We can talk about how "quickly" an infinite series approaches $0$ by talking about an asymptotic bound on its terms - a series that is $O(1/x)$ converges more slowly than one that is $O(1/x^2)$, etc.
I am confused about what we mean when we say that a function rapidly approaches a limit at a (finite) point. For example, consider the functions $x$ and $x^2$ as $x$ approaches $0$. I think we say that $x^2$ approaches $0$ "more quickly" than $x$ does as $x\to 0$ because $x^2$ is $o(x)$ as $x\to 0$, so $x^2$ reaches any arbitrary "closeness to $0$" before $x$ does as $x\to 0$.
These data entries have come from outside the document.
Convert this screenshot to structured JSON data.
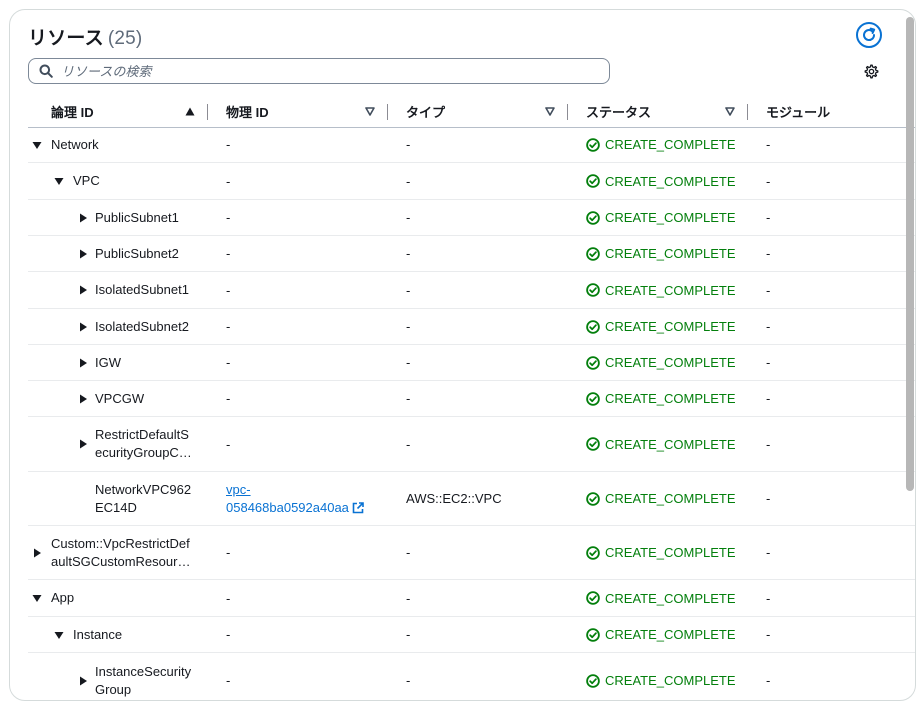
{
  "header": {
    "title": "リソース",
    "count": "(25)"
  },
  "search": {
    "placeholder": "リソースの検索"
  },
  "columns": [
    {
      "label": "論理 ID",
      "sort": "asc"
    },
    {
      "label": "物理 ID",
      "sort": "none"
    },
    {
      "label": "タイプ",
      "sort": "none"
    },
    {
      "label": "ステータス",
      "sort": "none"
    },
    {
      "label": "モジュール",
      "sort": ""
    }
  ],
  "rows": [
    {
      "name": "Network",
      "level": 0,
      "toggle": "expanded",
      "physical_id": "-",
      "type": "-",
      "status": "CREATE_COMPLETE",
      "module": "-"
    },
    {
      "name": "VPC",
      "level": 1,
      "toggle": "expanded",
      "physical_id": "-",
      "type": "-",
      "status": "CREATE_COMPLETE",
      "module": "-"
    },
    {
      "name": "PublicSubnet1",
      "level": 2,
      "toggle": "collapsed",
      "physical_id": "-",
      "type": "-",
      "status": "CREATE_COMPLETE",
      "module": "-"
    },
    {
      "name": "PublicSubnet2",
      "level": 2,
      "toggle": "collapsed",
      "physical_id": "-",
      "type": "-",
      "status": "CREATE_COMPLETE",
      "module": "-"
    },
    {
      "name": "IsolatedSubnet1",
      "level": 2,
      "toggle": "collapsed",
      "physical_id": "-",
      "type": "-",
      "status": "CREATE_COMPLETE",
      "module": "-"
    },
    {
      "name": "IsolatedSubnet2",
      "level": 2,
      "toggle": "collapsed",
      "physical_id": "-",
      "type": "-",
      "status": "CREATE_COMPLETE",
      "module": "-"
    },
    {
      "name": "IGW",
      "level": 2,
      "toggle": "collapsed",
      "physical_id": "-",
      "type": "-",
      "status": "CREATE_COMPLETE",
      "module": "-"
    },
    {
      "name": "VPCGW",
      "level": 2,
      "toggle": "collapsed",
      "physical_id": "-",
      "type": "-",
      "status": "CREATE_COMPLETE",
      "module": "-"
    },
    {
      "name_lines": [
        "RestrictDefaultS",
        "ecurityGroupC…"
      ],
      "level": 2,
      "toggle": "collapsed",
      "physical_id": "-",
      "type": "-",
      "status": "CREATE_COMPLETE",
      "module": "-"
    },
    {
      "name_lines": [
        "NetworkVPC962",
        "EC14D"
      ],
      "level": 2,
      "toggle": "none",
      "physical_id_link": [
        "vpc-",
        "058468ba0592a40aa"
      ],
      "type": "AWS::EC2::VPC",
      "status": "CREATE_COMPLETE",
      "module": "-"
    },
    {
      "name_lines": [
        "Custom::VpcRestrictDef",
        "aultSGCustomResour…"
      ],
      "level": 0,
      "toggle": "collapsed",
      "physical_id": "-",
      "type": "-",
      "status": "CREATE_COMPLETE",
      "module": "-"
    },
    {
      "name": "App",
      "level": 0,
      "toggle": "expanded",
      "physical_id": "-",
      "type": "-",
      "status": "CREATE_COMPLETE",
      "module": "-"
    },
    {
      "name": "Instance",
      "level": 1,
      "toggle": "expanded",
      "physical_id": "-",
      "type": "-",
      "status": "CREATE_COMPLETE",
      "module": "-"
    },
    {
      "name_lines": [
        "InstanceSecurity",
        "Group"
      ],
      "level": 2,
      "toggle": "collapsed",
      "physical_id": "-",
      "type": "-",
      "status": "CREATE_COMPLETE",
      "module": "-"
    }
  ],
  "colors": {
    "accent": "#0972d3",
    "success": "#037f0c",
    "text": "#16191f",
    "muted": "#5f6b7a"
  },
  "icons": {
    "refresh": "refresh-icon",
    "search": "search-icon",
    "settings": "gear-icon",
    "status": "check-circle-icon",
    "external": "external-link-icon"
  }
}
On the other hand, close to $0$, it also seems that $x$ is approaching $0$ "more quickly" than $x^2$ in the sense that the magnitude of derivative of $x$ is larger than that of $x^2$.
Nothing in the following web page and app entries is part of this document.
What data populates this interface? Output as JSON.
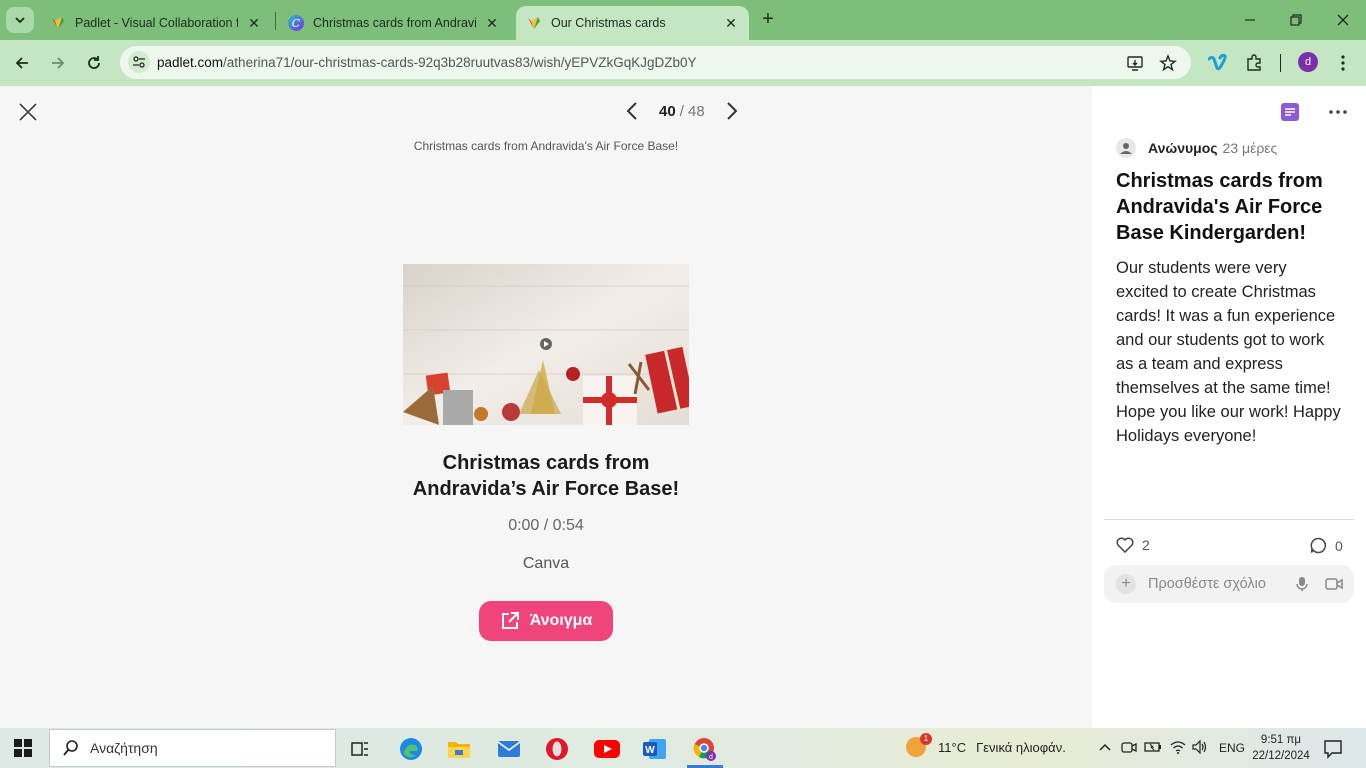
{
  "browser": {
    "tabs": [
      {
        "title": "Padlet - Visual Collaboration fo",
        "favicon": "padlet-icon",
        "active": false
      },
      {
        "title": "Christmas cards from Andravida",
        "favicon": "canva-icon",
        "active": false
      },
      {
        "title": "Our Christmas cards",
        "favicon": "padlet-icon",
        "active": true
      }
    ],
    "url_host": "padlet.com",
    "url_path": "/atherina71/our-christmas-cards-92q3b28ruutvas83/wish/yEPVZkGqKJgDZb0Y",
    "profile_initial": "d"
  },
  "post": {
    "page_current": "40",
    "page_total": "/ 48",
    "embed_subtitle": "Christmas cards from Andravida's Air Force Base!",
    "card_title": "Christmas cards from Andravida’s Air Force Base!",
    "duration": "0:00 / 0:54",
    "source": "Canva",
    "open_label": "Άνοιγμα"
  },
  "panel": {
    "author": "Ανώνυμος",
    "time": "23 μέρες",
    "title": "Christmas cards from Andravida's Air Force Base Kindergarden!",
    "body": "Our students were very excited to create Christmas cards! It was a fun experience and our students got to work as a team and express themselves at the same time! Hope you like our work! Happy Holidays everyone!",
    "likes": "2",
    "comments": "0",
    "comment_placeholder": "Προσθέστε σχόλιο"
  },
  "taskbar": {
    "search_label": "Αναζήτηση",
    "weather_temp": "11°C",
    "weather_desc": "Γενικά ηλιοφάν.",
    "weather_badge": "1",
    "language": "ENG",
    "time": "9:51 πμ",
    "date": "22/12/2024"
  },
  "colors": {
    "accent_pink": "#f0447c",
    "browser_green": "#7dbf7a",
    "panel_icon_purple": "#8e5bd6"
  }
}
So my question is which one of these does "more quickly" generally mean in informal math-language, and if anyone has any insight into the intuition here.